Aim of the task →
Copy out the data below. Keep every word as it is.

#####

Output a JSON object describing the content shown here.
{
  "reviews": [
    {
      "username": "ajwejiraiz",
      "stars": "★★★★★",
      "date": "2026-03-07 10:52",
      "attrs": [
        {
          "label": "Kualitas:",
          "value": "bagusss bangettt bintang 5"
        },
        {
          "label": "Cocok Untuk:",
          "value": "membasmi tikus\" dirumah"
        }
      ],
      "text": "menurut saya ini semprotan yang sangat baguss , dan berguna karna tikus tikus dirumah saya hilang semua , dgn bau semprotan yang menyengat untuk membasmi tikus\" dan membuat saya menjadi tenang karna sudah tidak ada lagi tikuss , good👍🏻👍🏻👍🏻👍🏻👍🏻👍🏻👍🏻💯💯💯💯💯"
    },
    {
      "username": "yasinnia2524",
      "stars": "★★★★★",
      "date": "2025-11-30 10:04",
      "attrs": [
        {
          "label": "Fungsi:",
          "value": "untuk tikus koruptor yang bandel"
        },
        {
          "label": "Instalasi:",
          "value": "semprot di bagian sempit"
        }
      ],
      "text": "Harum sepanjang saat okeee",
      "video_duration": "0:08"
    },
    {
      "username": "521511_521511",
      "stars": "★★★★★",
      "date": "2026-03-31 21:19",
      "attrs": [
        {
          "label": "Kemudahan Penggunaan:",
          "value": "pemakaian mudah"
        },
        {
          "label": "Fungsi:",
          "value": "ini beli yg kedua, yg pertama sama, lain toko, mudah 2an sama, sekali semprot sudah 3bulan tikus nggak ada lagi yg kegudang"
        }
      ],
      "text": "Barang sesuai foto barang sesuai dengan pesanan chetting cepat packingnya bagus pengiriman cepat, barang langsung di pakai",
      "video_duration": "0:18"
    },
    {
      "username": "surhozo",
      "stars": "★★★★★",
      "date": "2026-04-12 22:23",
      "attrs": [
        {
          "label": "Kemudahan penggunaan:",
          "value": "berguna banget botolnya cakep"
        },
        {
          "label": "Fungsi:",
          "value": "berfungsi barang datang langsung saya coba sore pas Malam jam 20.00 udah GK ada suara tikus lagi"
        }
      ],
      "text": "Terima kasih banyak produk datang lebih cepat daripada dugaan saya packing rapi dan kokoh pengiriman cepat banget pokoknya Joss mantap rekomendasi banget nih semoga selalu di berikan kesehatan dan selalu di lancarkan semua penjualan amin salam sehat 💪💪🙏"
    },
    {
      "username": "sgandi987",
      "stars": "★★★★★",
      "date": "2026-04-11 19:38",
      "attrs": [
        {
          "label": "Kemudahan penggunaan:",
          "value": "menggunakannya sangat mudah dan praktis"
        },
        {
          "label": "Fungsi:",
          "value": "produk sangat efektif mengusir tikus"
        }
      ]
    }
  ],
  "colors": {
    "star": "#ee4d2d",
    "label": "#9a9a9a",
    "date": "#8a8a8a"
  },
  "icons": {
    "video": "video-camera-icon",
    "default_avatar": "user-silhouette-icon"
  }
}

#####

Output for this task →
Output a JSON object describing the content shown here.
{
  "reviews": [
    {
      "username": "ajwejiraiz",
      "stars": "★★★★★",
      "date": "2026-03-07 10:52",
      "attrs": [
        {
          "label": "Kualitas:",
          "value": "bagusss bangettt bintang 5"
        },
        {
          "label": "Cocok Untuk:",
          "value": "membasmi tikus\" dirumah"
        }
      ],
      "text": "menurut saya ini semprotan yang sangat baguss , dan berguna karna tikus tikus dirumah saya hilang semua , dgn bau semprotan yang menyengat untuk membasmi tikus\" dan membuat saya menjadi tenang karna sudah tidak ada lagi tikuss , good👍🏻👍🏻👍🏻👍🏻👍🏻👍🏻👍🏻💯💯💯💯💯"
    },
    {
      "username": "yasinnia2524",
      "stars": "★★★★★",
      "date": "2025-11-30 10:04",
      "attrs": [
        {
          "label": "Fungsi:",
          "value": "untuk tikus koruptor yang bandel"
        },
        {
          "label": "Instalasi:",
          "value": "semprot di bagian sempit"
        }
      ],
      "text": "Harum sepanjang saat okeee",
      "video_duration": "0:08"
    },
    {
      "username": "521511_521511",
      "stars": "★★★★★",
      "date": "2026-03-31 21:19",
      "attrs": [
        {
          "label": "Kemudahan Penggunaan:",
          "value": "pemakaian mudah"
        },
        {
          "label": "Fungsi:",
          "value": "ini beli yg kedua, yg pertama sama, lain toko, mudah 2an sama, sekali semprot sudah 3bulan tikus nggak ada lagi yg kegudang"
        }
      ],
      "text": "Barang sesuai foto barang sesuai dengan pesanan chetting cepat packingnya bagus pengiriman cepat, barang langsung di pakai",
      "video_duration": "0:18"
    },
    {
      "username": "surhozo",
      "stars": "★★★★★",
      "date": "2026-04-12 22:23",
      "attrs": [
        {
          "label": "Kemudahan penggunaan:",
          "value": "berguna banget botolnya cakep"
        },
        {
          "label": "Fungsi:",
          "value": "berfungsi barang datang langsung saya coba sore pas Malam jam 20.00 udah GK ada suara tikus lagi"
        }
      ],
      "text": "Terima kasih banyak produk datang lebih cepat daripada dugaan saya packing rapi dan kokoh pengiriman cepat banget pokoknya Joss mantap rekomendasi banget nih semoga selalu di berikan kesehatan dan selalu di lancarkan semua penjualan amin salam sehat 💪💪🙏"
    },
    {
      "username": "sgandi987",
      "stars": "★★★★★",
      "date": "2026-04-11 19:38",
      "attrs": [
        {
          "label": "Kemudahan penggunaan:",
          "value": "menggunakannya sangat mudah dan praktis"
        },
        {
          "label": "Fungsi:",
          "value": "produk sangat efektif mengusir tikus"
        }
      ]
    }
  ],
  "colors": {
    "star": "#ee4d2d",
    "label": "#9a9a9a",
    "date": "#8a8a8a"
  },
  "icons": {
    "video": "video-camera-icon",
    "default_avatar": "user-silhouette-icon"
  }
}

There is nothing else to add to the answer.